The two main drivers of Alzheimer's disease (AD), amyloid-β (Aβ) and hyperphosphorylated Tau (p-Tau) oligomers, cooperatively accelerate AD progression, but a hot debate is still ongoing about which(More)
The accumulation of amyloid beta (Abeta)-peptides and their collection in fibrillar plaques in the human brain are believed to be responsible for Alzheimer's disease.

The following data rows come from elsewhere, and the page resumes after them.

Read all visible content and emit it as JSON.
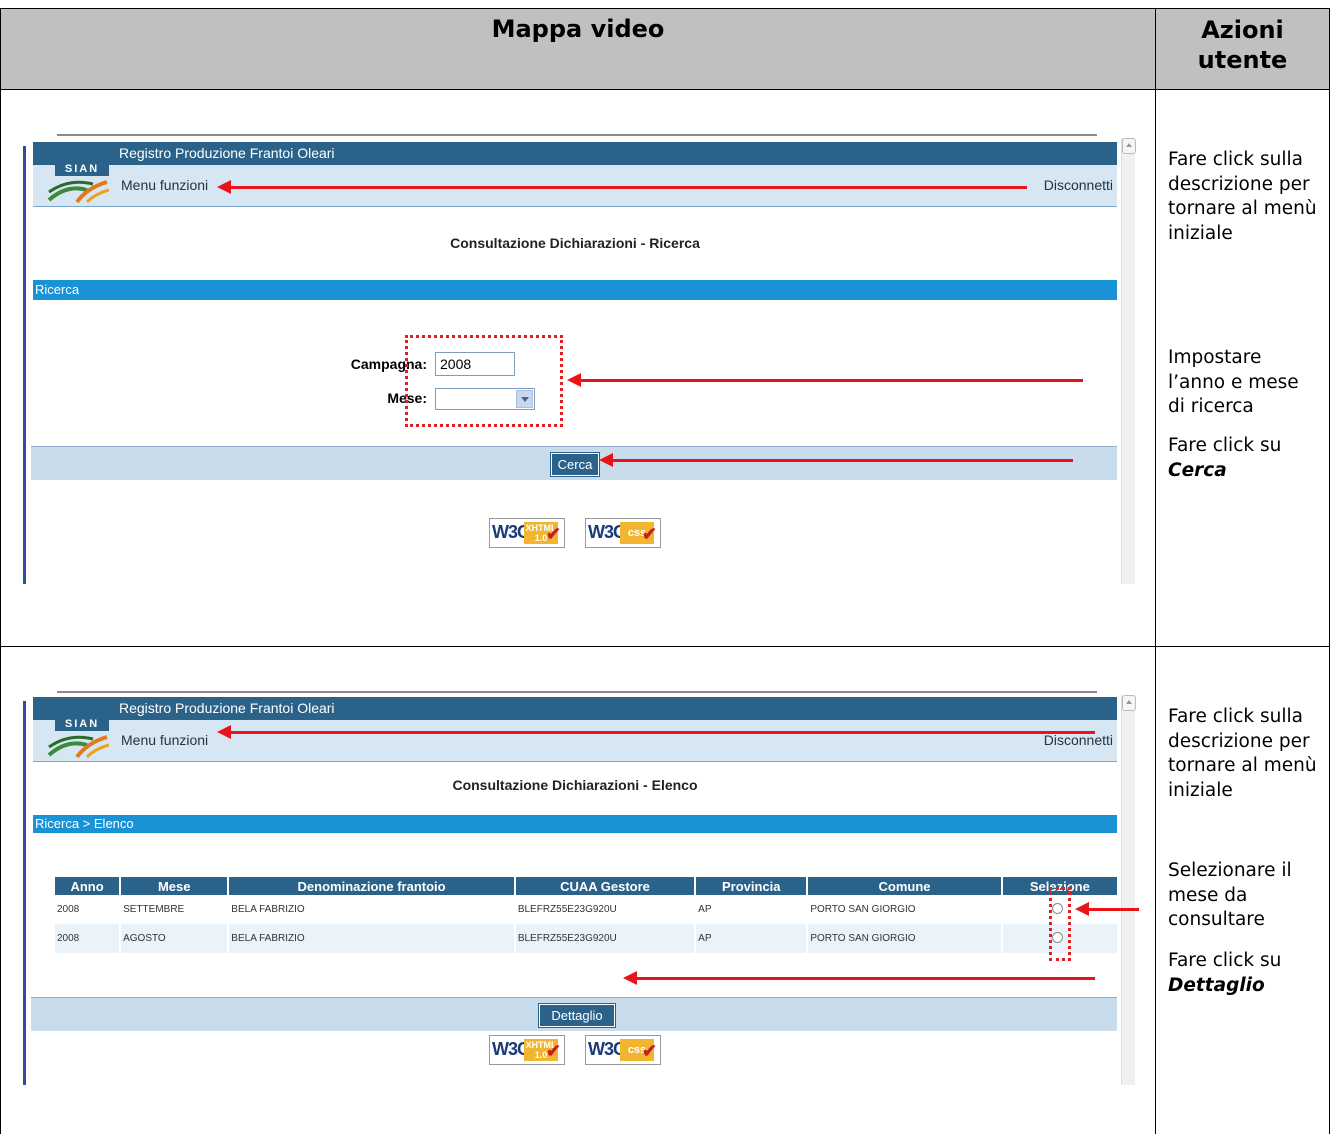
{
  "header": {
    "left_title": "Mappa video",
    "right_title": "Azioni utente"
  },
  "panel1": {
    "app_title": "Registro Produzione Frantoi Oleari",
    "logo_text": "SIAN",
    "menu_link": "Menu funzioni",
    "logout_link": "Disconnetti",
    "page_title": "Consultazione Dichiarazioni - Ricerca",
    "section_bar": "Ricerca",
    "campaign_label": "Campagna:",
    "campaign_value": "2008",
    "month_label": "Mese:",
    "month_value": "",
    "search_button": "Cerca",
    "w3c_xhtml": {
      "brand": "W3C",
      "tag_line1": "XHTML",
      "tag_line2": "1.0"
    },
    "w3c_css": {
      "brand": "W3C",
      "tag": "css"
    },
    "notes": {
      "back_to_menu": "Fare click sulla descrizione per tornare al menù iniziale",
      "set_year_month": "Impostare l’anno e mese di ricerca",
      "click_prefix": "Fare click su",
      "click_target": "Cerca"
    }
  },
  "panel2": {
    "app_title": "Registro Produzione Frantoi Oleari",
    "logo_text": "SIAN",
    "menu_link": "Menu funzioni",
    "logout_link": "Disconnetti",
    "page_title": "Consultazione Dichiarazioni - Elenco",
    "breadcrumb": "Ricerca > Elenco",
    "table": {
      "columns": [
        "Anno",
        "Mese",
        "Denominazione frantoio",
        "CUAA Gestore",
        "Provincia",
        "Comune",
        "Selezione"
      ],
      "rows": [
        [
          "2008",
          "SETTEMBRE",
          "BELA FABRIZIO",
          "BLEFRZ55E23G920U",
          "AP",
          "PORTO SAN GIORGIO"
        ],
        [
          "2008",
          "AGOSTO",
          "BELA FABRIZIO",
          "BLEFRZ55E23G920U",
          "AP",
          "PORTO SAN GIORGIO"
        ]
      ]
    },
    "detail_button": "Dettaglio",
    "w3c_xhtml": {
      "brand": "W3C",
      "tag_line1": "XHTML",
      "tag_line2": "1.0"
    },
    "w3c_css": {
      "brand": "W3C",
      "tag": "css"
    },
    "notes": {
      "back_to_menu": "Fare click sulla descrizione per tornare al menù iniziale",
      "select_month": "Selezionare il mese da consultare",
      "click_prefix": "Fare click su",
      "click_target": "Dettaglio"
    }
  },
  "colors": {
    "title_bar": "#2b6289",
    "section_bar": "#1a93d6",
    "arrow": "#e8141a",
    "header_bg": "#c0c0c0"
  }
}
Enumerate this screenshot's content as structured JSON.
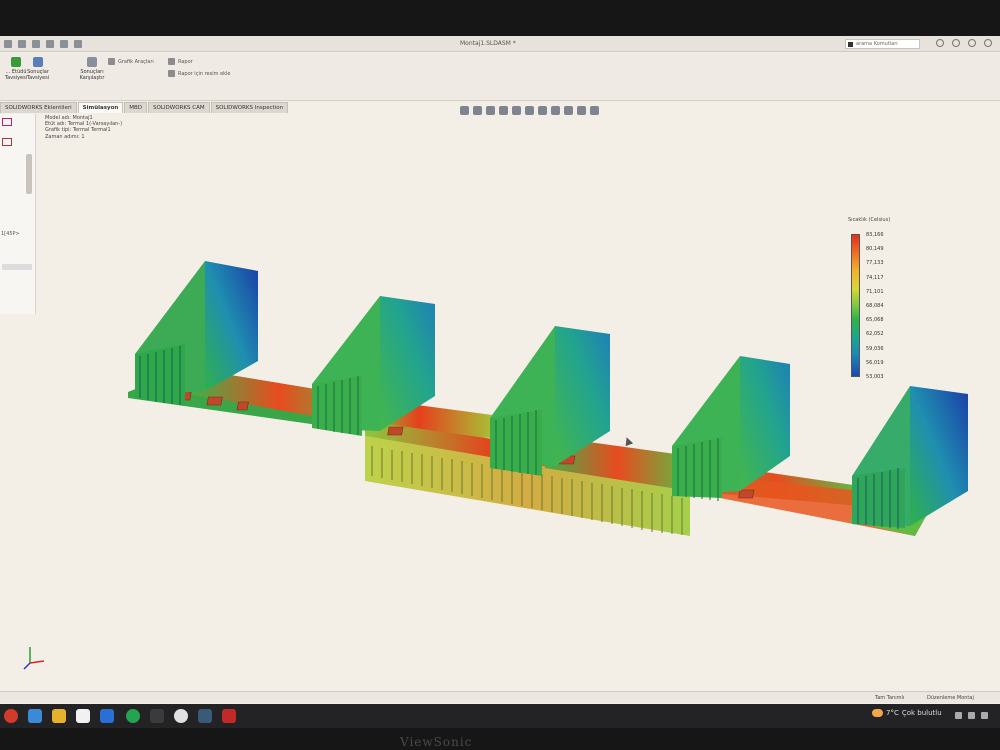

The major neuron killers in the(More)
Lamin B1, a major component of the nuclear lamina, anchors the nucleus to the cytoskeletal cage, and controls nuclear orientation, chromosome positioning and, alongside several enzymes, fundamental(More)
The "amyloid-β (Aβ) hypothesis" posits that accumulating Aβ peptides (Aβs) produced by neurons cause Alzheimer's disease (AD). However, the Aβs contribution by the more numerous astrocytes remains(More)